Take the example of one customer I'm working with. The organization has about 10,000 mailboxes spread across various sites in the United States. The primary site, on the East Coast, has most of the mailboxes; individual business facilities in other places have their own Exchange servers. This customer's messaging team designed a consolidated solution that would move all the mailboxes to a central site, using clustering and SANs for better availability, and also added failover capacity to a remote site. After the team proposed this design, the real fun began, as individual business units started objecting to having their Exchange resources centralized. No technical reasons for these objections exist; the centralized environment provides better support and more capability at a lower cost--a cost that the corporate entity and not the business units bear.
The objections to this consolidated solution didn't make sense to me, so I started talking to people to find out more about the kinds of political objections that sometimes derail messaging projects. Boy, did I get an earful! In my role as a consultant and author, I usually get involved after the political arguments have already been settled; only rarely am I called in to settle those disputes. What I found from asking around is that there are several common patterns that occur in messaging projects, ranging from the generic (resistance to change, executive desire to throw business to a particular vendor) to the very specific ("You can't deploy Exchange Server 2003 because it breaks our business-critical application"). The most common objections seem to revolve around control issues: Centralization sometimes seems threatening to groups or individuals who are used to controlling their own messaging systems. Of course, centralization also brings a sometimes-welcome shift of responsibility, which is one argument that's sometimes successful in defusing this particular objection.
Personal preference is another recurring theme. It seems to be most common when a senior executive arrives from outside the company and starts looking for excuses to make the messaging environment conform to what he or she had at the previous company. For example, it's common to see sudden outbreaks of RIM BlackBerry deployment after the arrival of a former BlackBerry user at a company that's not currently using the devices. Of course, this more often works in favor of Exchange administrators than against them, as most of the personal preferences come from people who want new and improved capabilities. (I remember seeing a rash of upgrades from Exchange 2000 Server to Exchange Server 2003, driven primarily by the desire to get the new and improved version of Outlook Web Access (OWA).

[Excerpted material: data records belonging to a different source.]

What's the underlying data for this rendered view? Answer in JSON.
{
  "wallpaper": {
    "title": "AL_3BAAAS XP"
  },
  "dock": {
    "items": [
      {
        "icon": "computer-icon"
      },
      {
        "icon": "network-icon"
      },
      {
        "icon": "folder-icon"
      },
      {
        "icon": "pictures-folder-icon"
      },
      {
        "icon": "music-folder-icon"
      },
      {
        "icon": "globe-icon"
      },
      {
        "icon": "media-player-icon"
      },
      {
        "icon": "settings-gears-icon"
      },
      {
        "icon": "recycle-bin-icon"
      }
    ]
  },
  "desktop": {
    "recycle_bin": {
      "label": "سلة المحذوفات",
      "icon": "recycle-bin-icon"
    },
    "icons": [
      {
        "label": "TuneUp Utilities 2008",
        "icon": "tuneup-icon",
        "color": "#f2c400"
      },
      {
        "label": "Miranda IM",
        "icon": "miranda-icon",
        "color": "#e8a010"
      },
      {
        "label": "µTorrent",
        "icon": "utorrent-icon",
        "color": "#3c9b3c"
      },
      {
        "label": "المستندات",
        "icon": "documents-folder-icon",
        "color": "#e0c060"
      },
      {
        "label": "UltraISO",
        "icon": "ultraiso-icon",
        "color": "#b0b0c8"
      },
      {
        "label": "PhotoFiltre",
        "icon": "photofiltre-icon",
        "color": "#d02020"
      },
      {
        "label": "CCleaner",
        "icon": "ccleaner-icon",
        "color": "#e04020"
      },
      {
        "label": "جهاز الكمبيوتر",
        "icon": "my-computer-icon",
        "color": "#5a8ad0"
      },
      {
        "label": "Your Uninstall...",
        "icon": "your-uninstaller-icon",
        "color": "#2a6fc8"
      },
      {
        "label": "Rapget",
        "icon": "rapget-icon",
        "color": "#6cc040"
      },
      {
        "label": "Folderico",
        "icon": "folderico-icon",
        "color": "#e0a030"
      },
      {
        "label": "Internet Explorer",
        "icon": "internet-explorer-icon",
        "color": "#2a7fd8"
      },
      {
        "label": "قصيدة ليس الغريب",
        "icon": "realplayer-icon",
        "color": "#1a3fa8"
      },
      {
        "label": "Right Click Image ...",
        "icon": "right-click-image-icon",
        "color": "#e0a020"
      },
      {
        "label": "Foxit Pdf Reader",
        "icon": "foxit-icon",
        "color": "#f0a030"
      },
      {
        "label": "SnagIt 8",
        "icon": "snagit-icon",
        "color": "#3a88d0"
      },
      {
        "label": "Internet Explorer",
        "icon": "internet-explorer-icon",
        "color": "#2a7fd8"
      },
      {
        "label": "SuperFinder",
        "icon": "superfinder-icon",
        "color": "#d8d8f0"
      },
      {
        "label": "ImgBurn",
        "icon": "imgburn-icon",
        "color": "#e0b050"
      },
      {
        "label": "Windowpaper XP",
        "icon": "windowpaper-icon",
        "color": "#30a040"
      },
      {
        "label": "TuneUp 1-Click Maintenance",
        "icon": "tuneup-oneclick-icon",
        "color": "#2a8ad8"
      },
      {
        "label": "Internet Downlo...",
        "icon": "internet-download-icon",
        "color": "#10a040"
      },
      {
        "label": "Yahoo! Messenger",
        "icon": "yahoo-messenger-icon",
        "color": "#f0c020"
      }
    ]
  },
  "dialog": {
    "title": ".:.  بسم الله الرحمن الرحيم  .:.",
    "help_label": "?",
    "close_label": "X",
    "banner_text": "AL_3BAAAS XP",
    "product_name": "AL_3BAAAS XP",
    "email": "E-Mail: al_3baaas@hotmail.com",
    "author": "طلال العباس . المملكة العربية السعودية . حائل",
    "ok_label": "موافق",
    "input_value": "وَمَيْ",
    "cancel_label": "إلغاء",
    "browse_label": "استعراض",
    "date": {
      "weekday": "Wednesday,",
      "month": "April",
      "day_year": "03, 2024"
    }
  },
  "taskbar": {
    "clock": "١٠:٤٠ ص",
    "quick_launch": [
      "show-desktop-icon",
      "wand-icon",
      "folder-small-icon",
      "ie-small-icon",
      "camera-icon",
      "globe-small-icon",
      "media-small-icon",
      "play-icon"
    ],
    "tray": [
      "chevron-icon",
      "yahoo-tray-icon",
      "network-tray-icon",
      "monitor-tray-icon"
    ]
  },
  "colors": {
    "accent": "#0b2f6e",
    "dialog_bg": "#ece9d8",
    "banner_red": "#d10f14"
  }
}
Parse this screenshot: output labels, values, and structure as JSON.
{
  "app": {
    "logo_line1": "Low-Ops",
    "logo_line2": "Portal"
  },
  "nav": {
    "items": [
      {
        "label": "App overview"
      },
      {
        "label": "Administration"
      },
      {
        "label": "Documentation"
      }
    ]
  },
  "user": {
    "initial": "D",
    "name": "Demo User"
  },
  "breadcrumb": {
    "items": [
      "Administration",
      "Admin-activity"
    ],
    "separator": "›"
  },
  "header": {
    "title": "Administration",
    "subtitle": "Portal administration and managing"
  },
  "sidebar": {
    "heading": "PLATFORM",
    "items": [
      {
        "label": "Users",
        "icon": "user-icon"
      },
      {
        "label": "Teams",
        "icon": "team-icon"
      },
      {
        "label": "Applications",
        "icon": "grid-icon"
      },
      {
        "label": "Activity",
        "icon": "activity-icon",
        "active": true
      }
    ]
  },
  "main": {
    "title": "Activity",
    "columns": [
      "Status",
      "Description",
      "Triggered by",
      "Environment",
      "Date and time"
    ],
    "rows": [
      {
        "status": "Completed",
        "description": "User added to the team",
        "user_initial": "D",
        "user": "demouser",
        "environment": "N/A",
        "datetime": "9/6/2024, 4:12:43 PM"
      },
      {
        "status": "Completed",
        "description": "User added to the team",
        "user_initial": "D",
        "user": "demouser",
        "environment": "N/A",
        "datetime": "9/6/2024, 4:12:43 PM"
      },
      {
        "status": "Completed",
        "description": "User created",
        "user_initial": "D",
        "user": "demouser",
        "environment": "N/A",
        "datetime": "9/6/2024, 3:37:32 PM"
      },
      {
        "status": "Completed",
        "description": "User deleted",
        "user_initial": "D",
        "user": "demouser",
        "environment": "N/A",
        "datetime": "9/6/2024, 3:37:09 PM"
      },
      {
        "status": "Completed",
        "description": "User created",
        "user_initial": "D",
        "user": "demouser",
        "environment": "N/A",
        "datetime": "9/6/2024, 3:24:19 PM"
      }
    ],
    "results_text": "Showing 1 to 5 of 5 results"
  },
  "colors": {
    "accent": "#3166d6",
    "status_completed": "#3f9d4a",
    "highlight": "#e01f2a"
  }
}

What can you do if political concerns are blocking your deployment? I don't have much blanket advice to offer because environments at different companies are so different. In some organizations, making a well-supported technical case is usually enough to dynamite political roadblocks; at others, the IT department is at the mercy of other parts of the company that provide funding for, and thus feel entitled to dictate to (rather than be informed by), the messaging experts. Sometimes the best solution is to wait out the opposition; regrettably, there are times when all you can do is grit your teeth and go along (perhaps sending out resumes as part of the process).
I'm interested in hearing how you've solved these kinds of problems in your own deployments. Drop me a line and let me know what methods have been successful or otherwise. In a follow-up column, I'll present suitably sanitized advice based on your comments.